> **How to complete this task**
Print exactly the lines from the one containing "Convert this screenshot" through the last line of the listing, both included.
[Data shown — start]
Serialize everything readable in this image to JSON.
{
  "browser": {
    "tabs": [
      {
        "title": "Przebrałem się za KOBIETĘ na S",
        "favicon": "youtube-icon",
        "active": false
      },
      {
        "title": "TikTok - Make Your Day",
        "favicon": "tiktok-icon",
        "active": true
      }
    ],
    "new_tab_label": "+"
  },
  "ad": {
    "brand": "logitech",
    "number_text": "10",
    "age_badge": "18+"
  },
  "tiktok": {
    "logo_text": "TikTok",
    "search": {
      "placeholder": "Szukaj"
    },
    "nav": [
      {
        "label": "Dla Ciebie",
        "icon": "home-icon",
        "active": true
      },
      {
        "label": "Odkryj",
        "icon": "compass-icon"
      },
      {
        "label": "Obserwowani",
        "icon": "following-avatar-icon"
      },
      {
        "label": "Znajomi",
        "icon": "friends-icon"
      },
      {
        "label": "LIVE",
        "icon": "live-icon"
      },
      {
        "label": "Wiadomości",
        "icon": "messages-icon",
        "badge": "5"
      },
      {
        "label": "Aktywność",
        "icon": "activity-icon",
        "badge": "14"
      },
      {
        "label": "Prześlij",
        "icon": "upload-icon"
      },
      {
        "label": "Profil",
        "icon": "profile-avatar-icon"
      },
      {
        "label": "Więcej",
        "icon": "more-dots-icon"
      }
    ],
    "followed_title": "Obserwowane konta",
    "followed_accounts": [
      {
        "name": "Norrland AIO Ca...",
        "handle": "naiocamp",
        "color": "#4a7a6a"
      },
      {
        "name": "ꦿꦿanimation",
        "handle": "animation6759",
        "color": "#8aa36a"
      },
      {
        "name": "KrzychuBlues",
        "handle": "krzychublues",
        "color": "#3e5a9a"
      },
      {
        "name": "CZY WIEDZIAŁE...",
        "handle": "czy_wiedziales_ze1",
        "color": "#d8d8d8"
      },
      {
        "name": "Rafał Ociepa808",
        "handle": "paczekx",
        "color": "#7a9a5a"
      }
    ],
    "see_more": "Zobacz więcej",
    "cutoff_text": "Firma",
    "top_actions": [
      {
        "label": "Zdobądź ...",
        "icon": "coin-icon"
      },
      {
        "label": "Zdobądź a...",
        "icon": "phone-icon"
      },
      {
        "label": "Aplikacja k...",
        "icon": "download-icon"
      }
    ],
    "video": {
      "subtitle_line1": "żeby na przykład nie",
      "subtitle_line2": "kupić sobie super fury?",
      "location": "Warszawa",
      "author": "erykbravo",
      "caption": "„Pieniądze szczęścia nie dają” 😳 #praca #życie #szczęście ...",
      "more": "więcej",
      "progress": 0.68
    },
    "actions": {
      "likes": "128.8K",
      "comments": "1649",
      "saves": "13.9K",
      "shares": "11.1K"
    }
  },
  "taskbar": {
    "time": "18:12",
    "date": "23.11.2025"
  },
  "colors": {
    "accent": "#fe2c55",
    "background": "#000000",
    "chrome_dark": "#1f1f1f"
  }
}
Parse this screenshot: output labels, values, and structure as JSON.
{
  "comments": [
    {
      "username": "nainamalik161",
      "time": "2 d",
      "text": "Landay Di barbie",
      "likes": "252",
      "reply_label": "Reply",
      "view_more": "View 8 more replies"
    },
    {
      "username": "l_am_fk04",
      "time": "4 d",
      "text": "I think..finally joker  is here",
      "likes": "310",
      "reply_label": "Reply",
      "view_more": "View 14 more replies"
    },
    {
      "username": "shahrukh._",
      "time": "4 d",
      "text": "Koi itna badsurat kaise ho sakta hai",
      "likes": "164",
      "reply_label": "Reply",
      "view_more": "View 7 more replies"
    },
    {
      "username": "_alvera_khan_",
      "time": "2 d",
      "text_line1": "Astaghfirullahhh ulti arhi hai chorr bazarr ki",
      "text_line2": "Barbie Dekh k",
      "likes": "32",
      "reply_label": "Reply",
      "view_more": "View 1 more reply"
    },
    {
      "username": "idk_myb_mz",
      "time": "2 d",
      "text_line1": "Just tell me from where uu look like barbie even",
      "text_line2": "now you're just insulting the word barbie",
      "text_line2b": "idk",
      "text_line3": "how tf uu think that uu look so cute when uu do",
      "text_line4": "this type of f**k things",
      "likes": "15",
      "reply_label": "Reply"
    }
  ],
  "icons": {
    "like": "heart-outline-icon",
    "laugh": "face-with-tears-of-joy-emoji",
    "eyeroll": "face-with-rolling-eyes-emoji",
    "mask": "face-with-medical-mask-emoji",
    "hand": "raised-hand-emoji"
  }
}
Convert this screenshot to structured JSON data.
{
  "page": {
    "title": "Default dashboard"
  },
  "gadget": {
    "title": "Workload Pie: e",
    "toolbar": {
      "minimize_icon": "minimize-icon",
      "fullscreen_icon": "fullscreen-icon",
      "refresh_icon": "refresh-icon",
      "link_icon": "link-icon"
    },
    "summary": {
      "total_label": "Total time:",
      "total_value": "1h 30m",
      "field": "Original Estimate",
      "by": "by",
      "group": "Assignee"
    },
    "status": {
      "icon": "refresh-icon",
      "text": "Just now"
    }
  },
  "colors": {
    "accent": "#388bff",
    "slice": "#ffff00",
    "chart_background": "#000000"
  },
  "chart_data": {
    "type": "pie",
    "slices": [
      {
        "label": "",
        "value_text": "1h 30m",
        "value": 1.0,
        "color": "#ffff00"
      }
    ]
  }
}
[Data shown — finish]
> **Written answer**
Convert this screenshot to structured JSON data.
{
  "page": {
    "title": "Default dashboard"
  },
  "gadget": {
    "title": "Workload Pie: e",
    "toolbar": {
      "minimize_icon": "minimize-icon",
      "fullscreen_icon": "fullscreen-icon",
      "refresh_icon": "refresh-icon",
      "link_icon": "link-icon"
    },
    "summary": {
      "total_label": "Total time:",
      "total_value": "1h 30m",
      "field": "Original Estimate",
      "by": "by",
      "group": "Assignee"
    },
    "status": {
      "icon": "refresh-icon",
      "text": "Just now"
    }
  },
  "colors": {
    "accent": "#388bff",
    "slice": "#ffff00",
    "chart_background": "#000000"
  },
  "chart_data": {
    "type": "pie",
    "slices": [
      {
        "label": "",
        "value_text": "1h 30m",
        "value": 1.0,
        "color": "#ffff00"
      }
    ]
  }
}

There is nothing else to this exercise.